I’d love to believe that the current critique of Hillary Clinton-style feminism by a newly rising generation of millennial women rested upon something real and substantive. Unfortunately, that’s just not true.
The Challenges at the Core of Feminist Agenda Remain
July 08, 2015 | By Judith Warner
When I was in my early 20s, a self-described feminist with an almost visceral distaste for what I understood to be the modern women’s movement, I couldn’t wait for the moment when the baby boomers before me might start to shut up —just a little bit — so that the voice of my generation could rise.
My generation (the immediate post-boomers, with years of birth starting in 1961, according to the cohort chroniclers William Strauss and Neil Howe), didn’t yet have any sort of identifiable voice — and as the sad “X” would convey, we arguably didn’t have much of an identity to claim, either. But what we were not, without question, was the baby boomers. And what our voice would not sound like when it finally emerged (I, at least, was sure) was the perennially over-excited boomer roar of self-discovery and self-revelation that had served as the background noise for the entirety of our sentient lives.
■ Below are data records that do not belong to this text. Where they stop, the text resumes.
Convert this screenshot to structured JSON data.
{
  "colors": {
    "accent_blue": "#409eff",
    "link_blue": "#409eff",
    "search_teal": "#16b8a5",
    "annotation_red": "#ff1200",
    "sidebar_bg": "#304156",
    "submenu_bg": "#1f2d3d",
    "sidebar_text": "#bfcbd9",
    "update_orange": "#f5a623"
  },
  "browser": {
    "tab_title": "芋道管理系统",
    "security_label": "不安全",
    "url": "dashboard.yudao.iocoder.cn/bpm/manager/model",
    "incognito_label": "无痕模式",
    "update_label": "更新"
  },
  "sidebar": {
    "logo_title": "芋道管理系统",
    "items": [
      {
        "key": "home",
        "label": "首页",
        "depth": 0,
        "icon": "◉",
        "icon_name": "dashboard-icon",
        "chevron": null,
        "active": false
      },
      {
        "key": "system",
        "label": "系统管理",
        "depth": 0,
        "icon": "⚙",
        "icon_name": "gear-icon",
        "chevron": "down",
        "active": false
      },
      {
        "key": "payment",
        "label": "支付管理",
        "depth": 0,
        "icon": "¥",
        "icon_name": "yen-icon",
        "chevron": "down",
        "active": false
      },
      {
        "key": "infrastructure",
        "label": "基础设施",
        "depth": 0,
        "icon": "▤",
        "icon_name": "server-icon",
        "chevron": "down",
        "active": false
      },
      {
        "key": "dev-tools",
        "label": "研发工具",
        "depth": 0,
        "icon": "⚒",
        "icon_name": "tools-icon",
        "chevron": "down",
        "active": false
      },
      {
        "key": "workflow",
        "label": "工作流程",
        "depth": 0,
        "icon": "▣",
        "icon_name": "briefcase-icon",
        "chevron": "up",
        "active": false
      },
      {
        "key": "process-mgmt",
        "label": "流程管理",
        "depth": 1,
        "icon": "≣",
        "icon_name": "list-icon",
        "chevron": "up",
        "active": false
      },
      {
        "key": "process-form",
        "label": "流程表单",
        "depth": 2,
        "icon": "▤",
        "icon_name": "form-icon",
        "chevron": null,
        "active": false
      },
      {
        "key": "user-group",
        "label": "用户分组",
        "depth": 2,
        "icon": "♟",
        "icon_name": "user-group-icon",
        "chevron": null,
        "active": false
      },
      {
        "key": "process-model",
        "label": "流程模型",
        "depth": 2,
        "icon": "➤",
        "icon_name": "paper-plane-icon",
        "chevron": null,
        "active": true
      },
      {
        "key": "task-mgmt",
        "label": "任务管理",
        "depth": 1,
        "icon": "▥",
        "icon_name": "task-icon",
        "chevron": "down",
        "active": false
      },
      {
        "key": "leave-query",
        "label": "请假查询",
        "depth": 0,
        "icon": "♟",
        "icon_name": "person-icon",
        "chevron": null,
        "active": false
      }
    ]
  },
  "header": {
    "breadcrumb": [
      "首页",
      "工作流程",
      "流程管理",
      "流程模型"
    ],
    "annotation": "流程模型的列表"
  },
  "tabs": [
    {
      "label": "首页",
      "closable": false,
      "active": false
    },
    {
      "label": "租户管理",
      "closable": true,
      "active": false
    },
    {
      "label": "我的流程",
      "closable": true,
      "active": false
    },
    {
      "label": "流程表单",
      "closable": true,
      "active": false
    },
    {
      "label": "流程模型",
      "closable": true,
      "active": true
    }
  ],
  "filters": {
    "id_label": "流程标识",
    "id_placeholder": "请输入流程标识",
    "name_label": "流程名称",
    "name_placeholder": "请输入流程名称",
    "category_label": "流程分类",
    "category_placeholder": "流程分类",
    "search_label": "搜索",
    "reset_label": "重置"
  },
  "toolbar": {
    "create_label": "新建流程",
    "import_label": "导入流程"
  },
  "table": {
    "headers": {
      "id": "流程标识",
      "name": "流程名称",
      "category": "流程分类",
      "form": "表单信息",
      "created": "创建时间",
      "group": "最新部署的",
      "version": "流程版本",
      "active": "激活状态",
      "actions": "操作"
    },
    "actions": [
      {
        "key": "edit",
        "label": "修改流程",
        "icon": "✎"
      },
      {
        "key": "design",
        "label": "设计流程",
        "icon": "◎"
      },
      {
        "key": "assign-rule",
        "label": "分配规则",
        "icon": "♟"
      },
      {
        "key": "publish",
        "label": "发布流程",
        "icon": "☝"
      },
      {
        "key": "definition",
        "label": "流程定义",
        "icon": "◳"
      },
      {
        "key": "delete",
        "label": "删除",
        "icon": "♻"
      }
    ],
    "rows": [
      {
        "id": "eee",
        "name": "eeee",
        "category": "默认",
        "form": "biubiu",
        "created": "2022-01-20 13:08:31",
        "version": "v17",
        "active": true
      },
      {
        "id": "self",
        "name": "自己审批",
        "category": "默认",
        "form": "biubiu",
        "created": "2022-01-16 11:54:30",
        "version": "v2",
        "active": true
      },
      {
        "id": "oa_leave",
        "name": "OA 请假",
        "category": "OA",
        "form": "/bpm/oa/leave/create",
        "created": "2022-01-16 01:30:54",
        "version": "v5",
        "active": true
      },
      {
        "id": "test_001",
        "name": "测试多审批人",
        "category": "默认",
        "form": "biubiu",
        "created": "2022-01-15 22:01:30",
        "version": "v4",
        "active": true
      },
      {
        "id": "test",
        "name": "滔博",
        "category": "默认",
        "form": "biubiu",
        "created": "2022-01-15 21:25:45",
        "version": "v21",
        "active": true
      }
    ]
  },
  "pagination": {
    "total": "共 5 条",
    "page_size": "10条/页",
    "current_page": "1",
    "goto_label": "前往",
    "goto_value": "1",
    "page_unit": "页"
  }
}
I’d love to believe that the current critique of Hillary Clinton-style feminism by a newly rising generation of young women rested upon something real and substantive. Genuine changes in American society. Real progress on women’s issues. A deeply transformed reality that could make a sensibility like Clinton’s, forged in the battles between reform and reaction of the 1960s, truly outmoded.
Unfortunately, as we all know, that’s just not true. The basic needs that form the core of the feminist agenda — for equal rights, equal pay, basic dignity and bodily integrity, just for starters — are as much with us today as they were 20 years ago. The solutions we need are the same, too. Which means that, as was the case 20 years ago, the young feminist reproach is, for the most part, more about style than substance.
The critiques that today’s young feminists lob our way — that we’re out of touch and elitist, self-protective, jealous of our turf and, generally, sort of embarrassing — are just about exactly those that “Third Wave” feminists threw at our elders in the early 1990s. Then, as now, young women declared that old-style, no-fun feminism was dead, and that something new, young, lipstick-clad, and sexy was rising to replace it. What’s different today, of course, is that the current crop of young women are Millennials — which means they expect their concerns to be not just heard, but validated; turned into a Ted Talk, aired in a regular pundit slot on MSNBC. Twenty years ago, we knew we’d have to wait our turn.
In a political landscape where real progress on women’s issues long ago slowed to a crawl, questions of who owns feminism — who brands it, and speaks it, and tweets it and “does” it take on enormous significance — because “doing feminism,” in the absence of making progress, is what we’ve got. Underneath all that, I also sense — the way I, of course, could not when I was a 20-something — the basic, epidermic irritation of youth with its elders, a collective eyeroll of the sort that any mother of a teenage girl knows all too well.
If today’s young women really want to break from the past, they’ll have to figure out a way to do better.